Cassandra Zoe Velasco, playing Pia’s brother Rodrigo, was stunning. Her voice is not unlike the great Maria Callas, with the familiar timbre of a mezzo as well as amazing coloratura and dazzling high notes. Velasco's voice is perfect for the role of Rodrigo, but she is petite and, physically, not particularly plausible as a leader of opposition fighters.
The Spoleto orchestra was marvelous, as usual; and the chorus, comprised of Westminster students, was equally excellent.
Aurally, the production was wholly successful; visually, not so much. The setting was changed from 13th-century Siena to 1930s Fascist Italy.

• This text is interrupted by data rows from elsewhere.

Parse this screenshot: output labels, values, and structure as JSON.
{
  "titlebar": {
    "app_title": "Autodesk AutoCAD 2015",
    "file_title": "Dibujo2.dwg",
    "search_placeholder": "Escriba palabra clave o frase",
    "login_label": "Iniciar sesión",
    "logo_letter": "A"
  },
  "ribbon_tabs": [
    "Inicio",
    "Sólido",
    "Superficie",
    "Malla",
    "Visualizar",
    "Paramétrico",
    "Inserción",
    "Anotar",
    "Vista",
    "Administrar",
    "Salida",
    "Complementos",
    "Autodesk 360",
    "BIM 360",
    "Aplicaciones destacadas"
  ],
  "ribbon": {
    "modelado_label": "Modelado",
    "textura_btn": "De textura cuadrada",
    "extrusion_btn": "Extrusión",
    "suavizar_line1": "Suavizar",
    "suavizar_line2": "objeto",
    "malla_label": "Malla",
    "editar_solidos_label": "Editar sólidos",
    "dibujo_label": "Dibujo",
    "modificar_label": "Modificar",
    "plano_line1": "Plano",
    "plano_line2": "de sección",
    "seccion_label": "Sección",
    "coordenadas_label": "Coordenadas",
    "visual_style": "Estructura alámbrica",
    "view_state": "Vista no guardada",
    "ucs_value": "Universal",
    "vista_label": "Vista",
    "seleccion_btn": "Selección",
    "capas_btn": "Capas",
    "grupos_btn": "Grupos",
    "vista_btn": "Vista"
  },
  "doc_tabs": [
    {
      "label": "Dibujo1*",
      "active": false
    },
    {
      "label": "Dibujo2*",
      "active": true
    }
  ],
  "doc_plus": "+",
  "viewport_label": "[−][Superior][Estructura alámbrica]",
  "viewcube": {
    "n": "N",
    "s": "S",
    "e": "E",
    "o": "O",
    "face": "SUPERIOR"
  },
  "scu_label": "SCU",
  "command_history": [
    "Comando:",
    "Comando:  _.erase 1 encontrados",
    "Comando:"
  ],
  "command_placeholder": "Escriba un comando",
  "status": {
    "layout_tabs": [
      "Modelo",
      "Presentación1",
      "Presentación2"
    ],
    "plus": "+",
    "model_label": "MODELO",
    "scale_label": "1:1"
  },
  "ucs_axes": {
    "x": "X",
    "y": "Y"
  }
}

A bitter Medieval family feud between Ghibellines (supporters of the Holy Roman Emperor) and Guelphs (supporters of the Pope) would be more personal — son against father, brother fighting uncle — than a grandiose fascist conflict.
The set looked like a game board, and the salon of an affluent woman doesn’t make a realistic prison cell. Plus there were simply too many incongruities. The text says Ghino will plunge a dagger into his breast, but he produces a pistol. The common folk who were meant to oppose uniformed Fascists wore suits and hats. Pia’s confessor — supposedly a hermit and priest — was a decorated military officer.
The whole Fascist business seemed ill-conceived. Better Pia in a floor-length brocade gown and tattered, filthy rags. Not only believable; I might’ve wept.
Reviewer David Friddle has doctorates in organ and choral conducting and directs a professional chamber choir in Rochester, Minn.